### [EXERCISE GOAL]
Please write each record out again word for word.

══════════════════════════════

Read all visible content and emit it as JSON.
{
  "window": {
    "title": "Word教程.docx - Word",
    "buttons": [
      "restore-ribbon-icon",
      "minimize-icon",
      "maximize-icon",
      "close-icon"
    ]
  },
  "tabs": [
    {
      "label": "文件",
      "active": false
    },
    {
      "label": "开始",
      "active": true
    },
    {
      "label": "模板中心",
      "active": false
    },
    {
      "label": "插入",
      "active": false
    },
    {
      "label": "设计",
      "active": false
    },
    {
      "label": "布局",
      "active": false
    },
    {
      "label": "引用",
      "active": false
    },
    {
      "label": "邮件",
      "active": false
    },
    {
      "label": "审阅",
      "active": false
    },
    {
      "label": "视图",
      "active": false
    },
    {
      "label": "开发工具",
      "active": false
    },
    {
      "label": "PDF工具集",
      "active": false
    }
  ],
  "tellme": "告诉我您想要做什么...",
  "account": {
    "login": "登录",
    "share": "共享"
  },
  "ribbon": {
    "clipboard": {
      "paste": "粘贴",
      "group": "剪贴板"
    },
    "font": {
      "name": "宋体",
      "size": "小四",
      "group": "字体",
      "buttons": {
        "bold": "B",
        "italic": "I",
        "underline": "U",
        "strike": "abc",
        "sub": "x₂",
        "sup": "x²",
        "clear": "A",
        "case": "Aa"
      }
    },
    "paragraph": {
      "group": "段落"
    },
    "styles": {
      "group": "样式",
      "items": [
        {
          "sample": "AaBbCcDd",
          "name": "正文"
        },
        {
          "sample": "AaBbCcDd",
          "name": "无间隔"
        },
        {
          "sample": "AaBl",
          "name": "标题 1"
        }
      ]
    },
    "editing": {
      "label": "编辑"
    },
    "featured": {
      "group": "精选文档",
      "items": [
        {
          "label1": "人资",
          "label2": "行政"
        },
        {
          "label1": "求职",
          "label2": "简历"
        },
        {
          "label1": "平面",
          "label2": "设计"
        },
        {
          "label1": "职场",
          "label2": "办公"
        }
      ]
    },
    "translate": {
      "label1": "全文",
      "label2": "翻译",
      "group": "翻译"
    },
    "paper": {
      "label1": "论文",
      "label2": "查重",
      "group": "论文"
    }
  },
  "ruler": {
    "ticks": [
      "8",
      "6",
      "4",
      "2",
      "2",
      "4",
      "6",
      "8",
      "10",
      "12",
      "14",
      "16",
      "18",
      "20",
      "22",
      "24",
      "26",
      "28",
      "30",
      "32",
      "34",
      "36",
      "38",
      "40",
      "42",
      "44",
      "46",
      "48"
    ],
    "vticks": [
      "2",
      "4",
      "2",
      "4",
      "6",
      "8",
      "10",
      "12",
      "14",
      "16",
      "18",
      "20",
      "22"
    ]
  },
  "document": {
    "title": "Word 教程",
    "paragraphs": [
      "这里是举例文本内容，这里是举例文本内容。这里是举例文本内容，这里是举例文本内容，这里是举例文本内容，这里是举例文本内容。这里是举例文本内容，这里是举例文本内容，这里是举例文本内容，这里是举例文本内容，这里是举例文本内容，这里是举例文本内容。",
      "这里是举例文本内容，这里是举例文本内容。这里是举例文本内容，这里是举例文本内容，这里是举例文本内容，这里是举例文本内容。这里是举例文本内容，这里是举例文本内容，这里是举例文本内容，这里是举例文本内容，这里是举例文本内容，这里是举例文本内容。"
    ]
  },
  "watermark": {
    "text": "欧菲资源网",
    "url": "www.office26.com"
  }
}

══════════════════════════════

### [THE ANSWER]
Read all visible content and emit it as JSON.
{
  "window": {
    "title": "Word教程.docx - Word",
    "buttons": [
      "restore-ribbon-icon",
      "minimize-icon",
      "maximize-icon",
      "close-icon"
    ]
  },
  "tabs": [
    {
      "label": "文件",
      "active": false
    },
    {
      "label": "开始",
      "active": true
    },
    {
      "label": "模板中心",
      "active": false
    },
    {
      "label": "插入",
      "active": false
    },
    {
      "label": "设计",
      "active": false
    },
    {
      "label": "布局",
      "active": false
    },
    {
      "label": "引用",
      "active": false
    },
    {
      "label": "邮件",
      "active": false
    },
    {
      "label": "审阅",
      "active": false
    },
    {
      "label": "视图",
      "active": false
    },
    {
      "label": "开发工具",
      "active": false
    },
    {
      "label": "PDF工具集",
      "active": false
    }
  ],
  "tellme": "告诉我您想要做什么...",
  "account": {
    "login": "登录",
    "share": "共享"
  },
  "ribbon": {
    "clipboard": {
      "paste": "粘贴",
      "group": "剪贴板"
    },
    "font": {
      "name": "宋体",
      "size": "小四",
      "group": "字体",
      "buttons": {
        "bold": "B",
        "italic": "I",
        "underline": "U",
        "strike": "abc",
        "sub": "x₂",
        "sup": "x²",
        "clear": "A",
        "case": "Aa"
      }
    },
    "paragraph": {
      "group": "段落"
    },
    "styles": {
      "group": "样式",
      "items": [
        {
          "sample": "AaBbCcDd",
          "name": "正文"
        },
        {
          "sample": "AaBbCcDd",
          "name": "无间隔"
        },
        {
          "sample": "AaBl",
          "name": "标题 1"
        }
      ]
    },
    "editing": {
      "label": "编辑"
    },
    "featured": {
      "group": "精选文档",
      "items": [
        {
          "label1": "人资",
          "label2": "行政"
        },
        {
          "label1": "求职",
          "label2": "简历"
        },
        {
          "label1": "平面",
          "label2": "设计"
        },
        {
          "label1": "职场",
          "label2": "办公"
        }
      ]
    },
    "translate": {
      "label1": "全文",
      "label2": "翻译",
      "group": "翻译"
    },
    "paper": {
      "label1": "论文",
      "label2": "查重",
      "group": "论文"
    }
  },
  "ruler": {
    "ticks": [
      "8",
      "6",
      "4",
      "2",
      "2",
      "4",
      "6",
      "8",
      "10",
      "12",
      "14",
      "16",
      "18",
      "20",
      "22",
      "24",
      "26",
      "28",
      "30",
      "32",
      "34",
      "36",
      "38",
      "40",
      "42",
      "44",
      "46",
      "48"
    ],
    "vticks": [
      "2",
      "4",
      "2",
      "4",
      "6",
      "8",
      "10",
      "12",
      "14",
      "16",
      "18",
      "20",
      "22"
    ]
  },
  "document": {
    "title": "Word 教程",
    "paragraphs": [
      "这里是举例文本内容，这里是举例文本内容。这里是举例文本内容，这里是举例文本内容，这里是举例文本内容，这里是举例文本内容。这里是举例文本内容，这里是举例文本内容，这里是举例文本内容，这里是举例文本内容，这里是举例文本内容，这里是举例文本内容。",
      "这里是举例文本内容，这里是举例文本内容。这里是举例文本内容，这里是举例文本内容，这里是举例文本内容，这里是举例文本内容。这里是举例文本内容，这里是举例文本内容，这里是举例文本内容，这里是举例文本内容，这里是举例文本内容，这里是举例文本内容。"
    ]
  },
  "watermark": {
    "text": "欧菲资源网",
    "url": "www.office26.com"
  }
}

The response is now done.